**WORK ORDER:**
When you restate the data, keep every word as it is and drop the images.

##### MATERIAL SUPPLIED #####

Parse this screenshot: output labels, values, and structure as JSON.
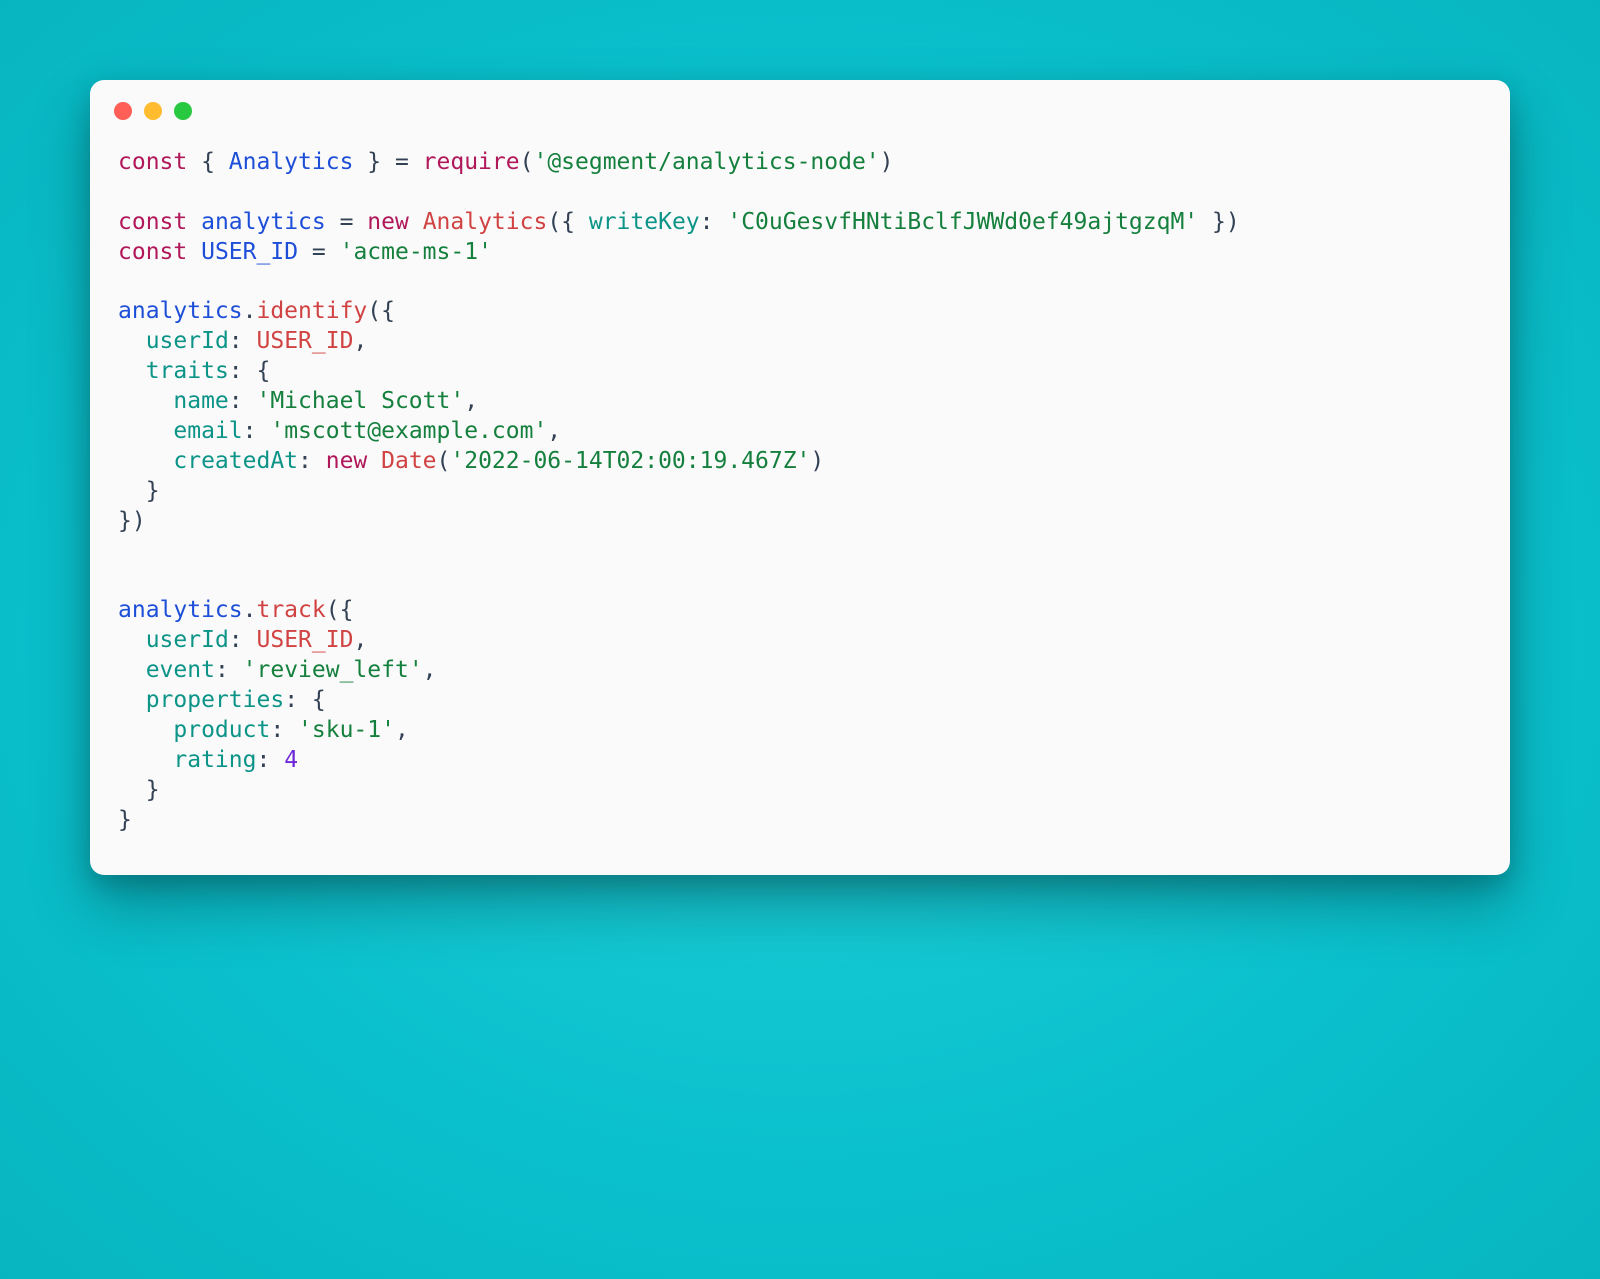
{
  "code": {
    "tokens": {
      "kw_const": "const",
      "kw_new": "new",
      "sym_Analytics": "Analytics",
      "sym_analytics": "analytics",
      "sym_require": "require",
      "sym_Date": "Date",
      "sym_USER_ID": "USER_ID",
      "call_identify": "identify",
      "call_track": "track",
      "prop_writeKey": "writeKey",
      "prop_userId": "userId",
      "prop_traits": "traits",
      "prop_name": "name",
      "prop_email": "email",
      "prop_createdAt": "createdAt",
      "prop_event": "event",
      "prop_properties": "properties",
      "prop_product": "product",
      "prop_rating": "rating",
      "str_pkg": "'@segment/analytics-node'",
      "str_writeKey": "'C0uGesvfHNtiBclfJWWd0ef49ajtgzqM'",
      "str_userid": "'acme-ms-1'",
      "str_name": "'Michael Scott'",
      "str_email": "'mscott@example.com'",
      "str_date": "'2022-06-14T02:00:19.467Z'",
      "str_event": "'review_left'",
      "str_product": "'sku-1'",
      "num_rating": "4"
    }
  }
}
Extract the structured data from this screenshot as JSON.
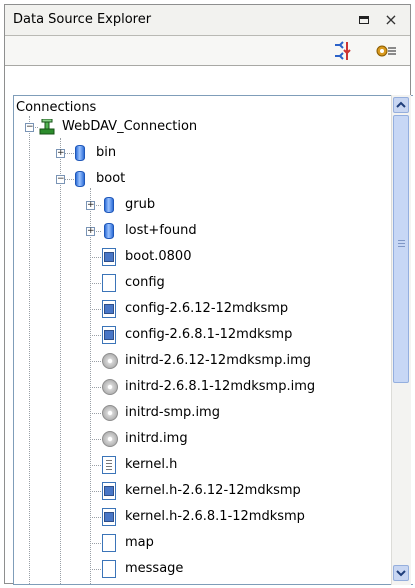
{
  "window": {
    "title": "Data Source Explorer",
    "maximize_symbol": "□",
    "close_symbol": "×"
  },
  "toolbar": {
    "collapse_icon": "collapse-all-icon",
    "menu_icon": "view-menu-icon"
  },
  "tree": {
    "root_label": "Connections",
    "connection_label": "WebDAV_Connection",
    "folders": [
      {
        "label": "bin",
        "icon": "database-icon"
      },
      {
        "label": "boot",
        "icon": "database-icon"
      },
      {
        "label": "grub",
        "icon": "database-icon"
      },
      {
        "label": "lost+found",
        "icon": "database-icon"
      }
    ],
    "files": [
      {
        "label": "boot.0800",
        "icon": "window-file-icon"
      },
      {
        "label": "config",
        "icon": "blank-file-icon"
      },
      {
        "label": "config-2.6.12-12mdksmp",
        "icon": "window-file-icon"
      },
      {
        "label": "config-2.6.8.1-12mdksmp",
        "icon": "window-file-icon"
      },
      {
        "label": "initrd-2.6.12-12mdksmp.img",
        "icon": "disk-image-icon"
      },
      {
        "label": "initrd-2.6.8.1-12mdksmp.img",
        "icon": "disk-image-icon"
      },
      {
        "label": "initrd-smp.img",
        "icon": "disk-image-icon"
      },
      {
        "label": "initrd.img",
        "icon": "disk-image-icon"
      },
      {
        "label": "kernel.h",
        "icon": "text-file-icon"
      },
      {
        "label": "kernel.h-2.6.12-12mdksmp",
        "icon": "window-file-icon"
      },
      {
        "label": "kernel.h-2.6.8.1-12mdksmp",
        "icon": "window-file-icon"
      },
      {
        "label": "map",
        "icon": "blank-file-icon"
      },
      {
        "label": "message",
        "icon": "blank-file-icon"
      }
    ],
    "expand_symbol": "+",
    "collapse_symbol": "−"
  },
  "scrollbar": {
    "up_symbol": "▲",
    "down_symbol": "▼"
  },
  "colors": {
    "title_bg": "#f2f2ef",
    "toolbar_bg": "#f7f7f5",
    "tree_border": "#7f9db9",
    "scroll_thumb": "#c7d7f5"
  }
}
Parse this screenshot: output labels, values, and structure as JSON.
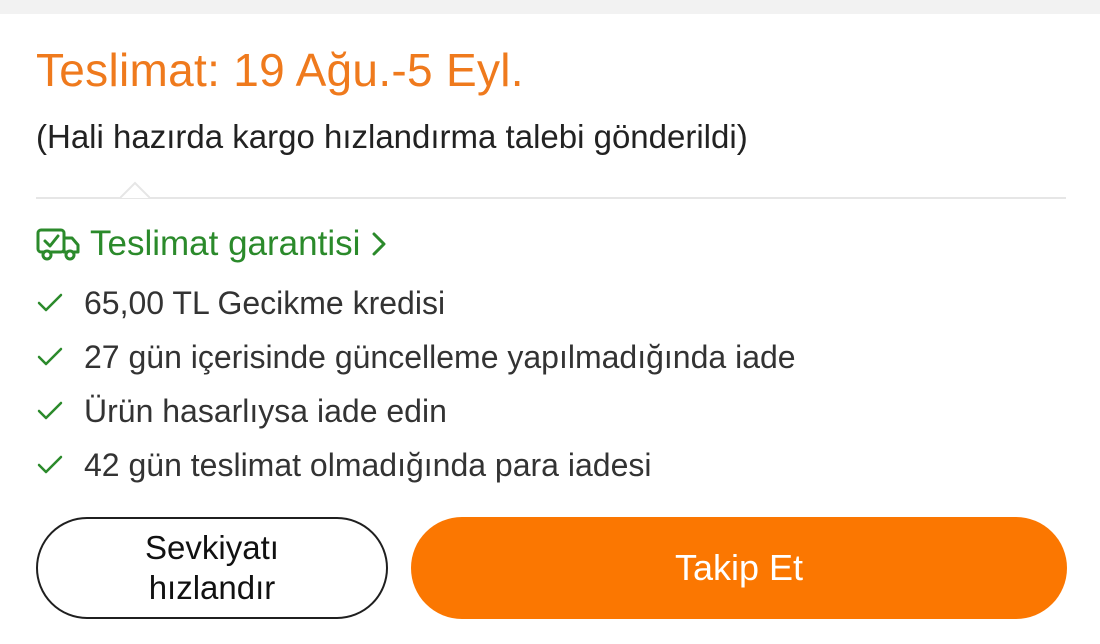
{
  "delivery": {
    "title": "Teslimat: 19 Ağu.-5 Eyl.",
    "subtitle": "(Hali hazırda kargo hızlandırma talebi gönderildi)"
  },
  "guarantee": {
    "label": "Teslimat garantisi",
    "icon": "truck-check-icon",
    "chevron": "chevron-right-icon",
    "benefits": [
      "65,00 TL Gecikme kredisi",
      "27 gün içerisinde güncelleme yapılmadığında iade",
      "Ürün hasarlıysa iade edin",
      "42 gün teslimat olmadığında para iadesi"
    ]
  },
  "actions": {
    "secondary_label": "Sevkiyatı hızlandır",
    "primary_label": "Takip Et"
  },
  "colors": {
    "accent_orange": "#fb7701",
    "title_orange": "#ef7a1d",
    "guarantee_green": "#2b8a2b"
  }
}
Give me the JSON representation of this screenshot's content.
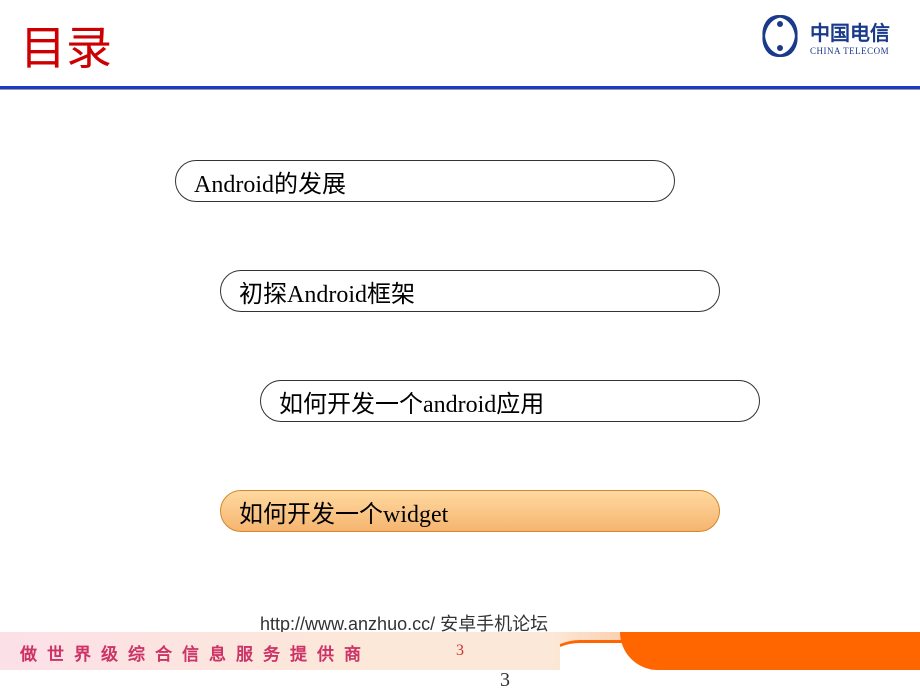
{
  "header": {
    "title": "目录",
    "brand_cn": "中国电信",
    "brand_en": "CHINA TELECOM"
  },
  "toc": {
    "items": [
      {
        "label": "Android的发展"
      },
      {
        "label": "初探Android框架"
      },
      {
        "label": "如何开发一个android应用"
      },
      {
        "label": "如何开发一个widget"
      }
    ]
  },
  "source": "http://www.anzhuo.cc/ 安卓手机论坛",
  "footer": {
    "slogan": "做世界级综合信息服务提供商",
    "page": "3",
    "page_alt": "3"
  }
}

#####

**EXERCISE RESULT:**
Parse this screenshot: output labels, values, and structure as JSON.
{
  "code": {
    "tokens": {
      "kw_const": "const",
      "kw_new": "new",
      "sym_Analytics": "Analytics",
      "sym_analytics": "analytics",
      "sym_require": "require",
      "sym_Date": "Date",
      "sym_USER_ID": "USER_ID",
      "call_identify": "identify",
      "call_track": "track",
      "prop_writeKey": "writeKey",
      "prop_userId": "userId",
      "prop_traits": "traits",
      "prop_name": "name",
      "prop_email": "email",
      "prop_createdAt": "createdAt",
      "prop_event": "event",
      "prop_properties": "properties",
      "prop_product": "product",
      "prop_rating": "rating",
      "str_pkg": "'@segment/analytics-node'",
      "str_writeKey": "'C0uGesvfHNtiBclfJWWd0ef49ajtgzqM'",
      "str_userid": "'acme-ms-1'",
      "str_name": "'Michael Scott'",
      "str_email": "'mscott@example.com'",
      "str_date": "'2022-06-14T02:00:19.467Z'",
      "str_event": "'review_left'",
      "str_product": "'sku-1'",
      "num_rating": "4"
    }
  }
}
Extract the structured data from this screenshot as JSON.
{
  "window": {
    "title": "Data Source Explorer",
    "maximize_symbol": "□",
    "close_symbol": "×"
  },
  "toolbar": {
    "collapse_icon": "collapse-all-icon",
    "menu_icon": "view-menu-icon"
  },
  "tree": {
    "root_label": "Connections",
    "connection_label": "WebDAV_Connection",
    "folders": [
      {
        "label": "bin",
        "icon": "database-icon"
      },
      {
        "label": "boot",
        "icon": "database-icon"
      },
      {
        "label": "grub",
        "icon": "database-icon"
      },
      {
        "label": "lost+found",
        "icon": "database-icon"
      }
    ],
    "files": [
      {
        "label": "boot.0800",
        "icon": "window-file-icon"
      },
      {
        "label": "config",
        "icon": "blank-file-icon"
      },
      {
        "label": "config-2.6.12-12mdksmp",
        "icon": "window-file-icon"
      },
      {
        "label": "config-2.6.8.1-12mdksmp",
        "icon": "window-file-icon"
      },
      {
        "label": "initrd-2.6.12-12mdksmp.img",
        "icon": "disk-image-icon"
      },
      {
        "label": "initrd-2.6.8.1-12mdksmp.img",
        "icon": "disk-image-icon"
      },
      {
        "label": "initrd-smp.img",
        "icon": "disk-image-icon"
      },
      {
        "label": "initrd.img",
        "icon": "disk-image-icon"
      },
      {
        "label": "kernel.h",
        "icon": "text-file-icon"
      },
      {
        "label": "kernel.h-2.6.12-12mdksmp",
        "icon": "window-file-icon"
      },
      {
        "label": "kernel.h-2.6.8.1-12mdksmp",
        "icon": "window-file-icon"
      },
      {
        "label": "map",
        "icon": "blank-file-icon"
      },
      {
        "label": "message",
        "icon": "blank-file-icon"
      }
    ],
    "expand_symbol": "+",
    "collapse_symbol": "−"
  },
  "scrollbar": {
    "up_symbol": "▲",
    "down_symbol": "▼"
  },
  "colors": {
    "title_bg": "#f2f2ef",
    "toolbar_bg": "#f7f7f5",
    "tree_border": "#7f9db9",
    "scroll_thumb": "#c7d7f5"
  }
}
Parse this screenshot: output labels, values, and structure as JSON.
{
  "delivery": {
    "title": "Teslimat: 19 Ağu.-5 Eyl.",
    "subtitle": "(Hali hazırda kargo hızlandırma talebi gönderildi)"
  },
  "guarantee": {
    "label": "Teslimat garantisi",
    "icon": "truck-check-icon",
    "chevron": "chevron-right-icon",
    "benefits": [
      "65,00 TL Gecikme kredisi",
      "27 gün içerisinde güncelleme yapılmadığında iade",
      "Ürün hasarlıysa iade edin",
      "42 gün teslimat olmadığında para iadesi"
    ]
  },
  "actions": {
    "secondary_label": "Sevkiyatı hızlandır",
    "primary_label": "Takip Et"
  },
  "colors": {
    "accent_orange": "#fb7701",
    "title_orange": "#ef7a1d",
    "guarantee_green": "#2b8a2b"
  }
}
Give me the JSON representation of this screenshot's content.
{
  "header": {
    "title": "目录",
    "brand_cn": "中国电信",
    "brand_en": "CHINA TELECOM"
  },
  "toc": {
    "items": [
      {
        "label": "Android的发展"
      },
      {
        "label": "初探Android框架"
      },
      {
        "label": "如何开发一个android应用"
      },
      {
        "label": "如何开发一个widget"
      }
    ]
  },
  "source": "http://www.anzhuo.cc/ 安卓手机论坛",
  "footer": {
    "slogan": "做世界级综合信息服务提供商",
    "page": "3",
    "page_alt": "3"
  }
}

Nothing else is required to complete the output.